It’s unclear if they were turned on when sheriff’s deputies pulled this buggy over in the Geauga County Amish community. The occupants of the carriage promptly ran off.
Just before 1 a.m., Trumbull County sheriff’s deputies said they saw two Amish men drinking alcohol while riding on the back of a horse and buggy.
The deputies said there was a 12-pack of Michelob Ultra on top of the buggy.
They pulled the buggy over at Donley and Mahan Parker Roads in North Bloomfield, Ohio.
Deputies said the people riding in it ran out into the trees while the horse continued down the road.
Some will find this story funny; the idea of an Amish buggy with a heavy-duty stereo system installed stir’s people’s imaginations for the obvious reasons.
Their parents and church probably won’t, though. These are the stories that enhance the idea of Rumspringa as a universally wild time for Amish youth, which we’ve seen Amish publicly speak out against recently.
Myths and exaggerations typically have some root in reality. Here it is fueled by public stories like this one, of buggies loaded with speakers and beer.
That said, some communities do have a stronger reputation for wild Amish youth behavior. Geauga County is one of them.
By the way, the story describes them as men. While it’s likely they are older than 18, I am assuming they are non-church-member youth or young adults given the circumstances.
The buggy was towed.

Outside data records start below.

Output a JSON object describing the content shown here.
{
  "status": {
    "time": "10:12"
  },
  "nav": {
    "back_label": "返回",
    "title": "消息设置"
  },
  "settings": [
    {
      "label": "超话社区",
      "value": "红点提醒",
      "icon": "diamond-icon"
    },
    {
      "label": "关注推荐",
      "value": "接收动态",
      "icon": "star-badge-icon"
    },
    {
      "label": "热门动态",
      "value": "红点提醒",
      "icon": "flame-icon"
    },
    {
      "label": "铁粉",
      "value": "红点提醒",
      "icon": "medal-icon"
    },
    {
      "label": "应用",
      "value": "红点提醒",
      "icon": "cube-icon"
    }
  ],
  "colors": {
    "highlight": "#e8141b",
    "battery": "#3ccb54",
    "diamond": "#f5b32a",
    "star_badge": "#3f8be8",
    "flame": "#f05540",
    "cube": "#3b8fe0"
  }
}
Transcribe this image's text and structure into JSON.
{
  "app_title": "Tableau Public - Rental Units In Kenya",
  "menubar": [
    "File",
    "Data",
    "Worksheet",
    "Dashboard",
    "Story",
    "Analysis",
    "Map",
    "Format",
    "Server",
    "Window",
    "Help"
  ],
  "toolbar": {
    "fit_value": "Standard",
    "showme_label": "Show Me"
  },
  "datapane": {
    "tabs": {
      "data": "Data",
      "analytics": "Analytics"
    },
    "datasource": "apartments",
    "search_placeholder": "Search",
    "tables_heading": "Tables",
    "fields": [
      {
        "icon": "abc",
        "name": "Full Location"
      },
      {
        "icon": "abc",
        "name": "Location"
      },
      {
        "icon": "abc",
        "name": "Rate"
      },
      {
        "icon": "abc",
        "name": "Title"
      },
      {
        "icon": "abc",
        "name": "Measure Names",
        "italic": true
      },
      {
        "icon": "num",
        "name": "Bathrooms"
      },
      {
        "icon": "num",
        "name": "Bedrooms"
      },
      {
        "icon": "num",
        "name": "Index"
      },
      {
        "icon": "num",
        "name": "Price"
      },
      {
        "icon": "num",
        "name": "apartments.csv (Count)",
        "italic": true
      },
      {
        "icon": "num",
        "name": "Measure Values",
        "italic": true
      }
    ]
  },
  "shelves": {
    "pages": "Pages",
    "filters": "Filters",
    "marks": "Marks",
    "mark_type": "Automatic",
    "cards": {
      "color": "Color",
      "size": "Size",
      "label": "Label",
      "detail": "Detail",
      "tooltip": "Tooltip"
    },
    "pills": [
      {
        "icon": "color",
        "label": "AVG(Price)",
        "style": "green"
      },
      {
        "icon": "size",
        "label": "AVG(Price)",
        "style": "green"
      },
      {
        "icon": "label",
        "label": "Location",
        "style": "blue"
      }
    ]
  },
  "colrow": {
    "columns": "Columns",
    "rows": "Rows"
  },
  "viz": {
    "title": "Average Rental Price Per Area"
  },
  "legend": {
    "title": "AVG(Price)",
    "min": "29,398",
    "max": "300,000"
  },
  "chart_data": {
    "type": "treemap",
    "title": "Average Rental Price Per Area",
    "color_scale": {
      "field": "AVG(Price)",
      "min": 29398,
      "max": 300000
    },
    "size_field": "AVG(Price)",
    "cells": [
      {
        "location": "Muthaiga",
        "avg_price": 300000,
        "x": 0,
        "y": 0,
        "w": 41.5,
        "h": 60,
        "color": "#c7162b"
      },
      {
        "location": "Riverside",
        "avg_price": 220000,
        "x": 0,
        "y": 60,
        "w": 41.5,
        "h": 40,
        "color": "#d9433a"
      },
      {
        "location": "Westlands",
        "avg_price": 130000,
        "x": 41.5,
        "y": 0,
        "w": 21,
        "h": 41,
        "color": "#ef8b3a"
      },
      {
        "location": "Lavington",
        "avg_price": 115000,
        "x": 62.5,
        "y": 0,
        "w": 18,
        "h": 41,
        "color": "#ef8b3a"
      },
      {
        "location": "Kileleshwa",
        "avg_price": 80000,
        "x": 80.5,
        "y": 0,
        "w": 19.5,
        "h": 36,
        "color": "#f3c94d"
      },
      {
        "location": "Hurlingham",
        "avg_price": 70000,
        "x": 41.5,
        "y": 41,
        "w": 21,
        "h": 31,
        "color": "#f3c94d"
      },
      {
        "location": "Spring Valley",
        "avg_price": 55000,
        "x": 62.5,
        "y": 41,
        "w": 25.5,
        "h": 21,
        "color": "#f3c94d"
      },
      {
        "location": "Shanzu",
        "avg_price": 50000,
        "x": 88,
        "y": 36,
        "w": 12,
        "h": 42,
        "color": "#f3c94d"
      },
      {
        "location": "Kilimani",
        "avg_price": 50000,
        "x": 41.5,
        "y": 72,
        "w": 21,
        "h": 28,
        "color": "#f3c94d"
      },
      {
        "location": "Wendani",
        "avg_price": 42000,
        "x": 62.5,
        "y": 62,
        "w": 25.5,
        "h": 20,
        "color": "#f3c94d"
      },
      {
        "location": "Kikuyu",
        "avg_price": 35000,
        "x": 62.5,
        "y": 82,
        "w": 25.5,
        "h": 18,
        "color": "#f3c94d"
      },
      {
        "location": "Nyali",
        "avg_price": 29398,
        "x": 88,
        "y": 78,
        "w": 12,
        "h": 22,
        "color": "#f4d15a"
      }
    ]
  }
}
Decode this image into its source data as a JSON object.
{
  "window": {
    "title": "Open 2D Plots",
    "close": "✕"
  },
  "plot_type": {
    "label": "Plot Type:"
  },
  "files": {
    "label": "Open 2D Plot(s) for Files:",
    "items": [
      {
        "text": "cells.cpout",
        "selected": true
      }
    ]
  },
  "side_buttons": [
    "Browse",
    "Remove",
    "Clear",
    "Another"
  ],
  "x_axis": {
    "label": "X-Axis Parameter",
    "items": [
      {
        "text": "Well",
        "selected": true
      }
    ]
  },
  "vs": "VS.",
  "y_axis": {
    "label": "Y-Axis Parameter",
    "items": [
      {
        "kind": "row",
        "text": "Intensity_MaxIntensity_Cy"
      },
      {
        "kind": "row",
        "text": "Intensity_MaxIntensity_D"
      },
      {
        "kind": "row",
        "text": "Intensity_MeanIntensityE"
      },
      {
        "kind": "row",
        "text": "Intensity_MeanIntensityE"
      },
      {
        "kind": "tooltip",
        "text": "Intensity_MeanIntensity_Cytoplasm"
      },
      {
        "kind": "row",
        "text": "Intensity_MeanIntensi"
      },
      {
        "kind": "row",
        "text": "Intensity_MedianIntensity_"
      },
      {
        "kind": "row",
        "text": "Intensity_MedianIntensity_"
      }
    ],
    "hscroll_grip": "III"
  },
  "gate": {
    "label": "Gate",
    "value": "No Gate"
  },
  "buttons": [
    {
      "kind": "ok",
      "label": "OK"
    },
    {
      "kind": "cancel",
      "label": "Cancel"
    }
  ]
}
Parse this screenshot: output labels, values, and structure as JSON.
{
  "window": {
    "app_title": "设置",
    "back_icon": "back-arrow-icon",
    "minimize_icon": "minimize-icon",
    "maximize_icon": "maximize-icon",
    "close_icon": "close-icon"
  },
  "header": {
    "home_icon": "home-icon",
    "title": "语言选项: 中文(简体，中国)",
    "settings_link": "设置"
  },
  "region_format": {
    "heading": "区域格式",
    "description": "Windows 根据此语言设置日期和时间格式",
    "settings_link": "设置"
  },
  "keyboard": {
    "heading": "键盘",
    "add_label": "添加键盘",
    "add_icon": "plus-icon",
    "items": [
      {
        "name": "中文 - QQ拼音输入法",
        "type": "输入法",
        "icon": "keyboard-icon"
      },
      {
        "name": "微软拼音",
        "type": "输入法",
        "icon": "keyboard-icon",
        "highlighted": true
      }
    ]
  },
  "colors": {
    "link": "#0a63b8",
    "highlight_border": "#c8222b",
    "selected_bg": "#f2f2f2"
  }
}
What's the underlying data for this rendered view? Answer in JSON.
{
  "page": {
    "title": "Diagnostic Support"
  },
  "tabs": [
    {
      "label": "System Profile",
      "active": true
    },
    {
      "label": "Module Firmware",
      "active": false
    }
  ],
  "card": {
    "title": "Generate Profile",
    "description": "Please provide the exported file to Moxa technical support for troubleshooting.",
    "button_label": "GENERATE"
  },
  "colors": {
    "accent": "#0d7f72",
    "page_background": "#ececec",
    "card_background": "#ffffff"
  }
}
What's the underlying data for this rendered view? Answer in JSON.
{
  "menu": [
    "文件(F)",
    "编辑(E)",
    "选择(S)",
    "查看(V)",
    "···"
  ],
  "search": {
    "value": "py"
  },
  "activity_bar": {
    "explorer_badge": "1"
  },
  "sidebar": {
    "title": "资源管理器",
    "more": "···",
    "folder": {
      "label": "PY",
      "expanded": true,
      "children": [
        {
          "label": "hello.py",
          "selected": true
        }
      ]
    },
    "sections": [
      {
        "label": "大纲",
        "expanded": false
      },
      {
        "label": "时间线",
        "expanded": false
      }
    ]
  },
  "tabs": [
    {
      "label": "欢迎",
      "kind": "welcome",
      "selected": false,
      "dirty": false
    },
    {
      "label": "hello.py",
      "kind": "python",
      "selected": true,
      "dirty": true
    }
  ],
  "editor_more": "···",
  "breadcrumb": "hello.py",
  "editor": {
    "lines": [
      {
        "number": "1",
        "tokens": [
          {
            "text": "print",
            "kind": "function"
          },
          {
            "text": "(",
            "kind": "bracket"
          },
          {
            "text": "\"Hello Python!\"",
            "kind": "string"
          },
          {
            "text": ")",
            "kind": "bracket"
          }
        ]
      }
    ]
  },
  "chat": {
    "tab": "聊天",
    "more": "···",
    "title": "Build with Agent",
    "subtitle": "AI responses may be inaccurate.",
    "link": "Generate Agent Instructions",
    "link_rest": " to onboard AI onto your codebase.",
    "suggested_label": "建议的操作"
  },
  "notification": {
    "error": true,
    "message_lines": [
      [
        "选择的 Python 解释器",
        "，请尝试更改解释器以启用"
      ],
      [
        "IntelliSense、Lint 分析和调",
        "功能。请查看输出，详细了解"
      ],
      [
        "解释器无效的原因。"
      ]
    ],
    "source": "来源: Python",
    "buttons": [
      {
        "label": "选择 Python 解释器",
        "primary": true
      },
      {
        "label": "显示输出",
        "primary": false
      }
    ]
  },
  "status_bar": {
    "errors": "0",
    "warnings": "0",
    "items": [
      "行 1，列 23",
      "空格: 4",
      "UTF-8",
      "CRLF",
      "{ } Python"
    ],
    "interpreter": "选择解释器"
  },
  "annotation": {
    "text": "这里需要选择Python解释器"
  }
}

Someone is caring for the horse until the owner decides to make an appearance.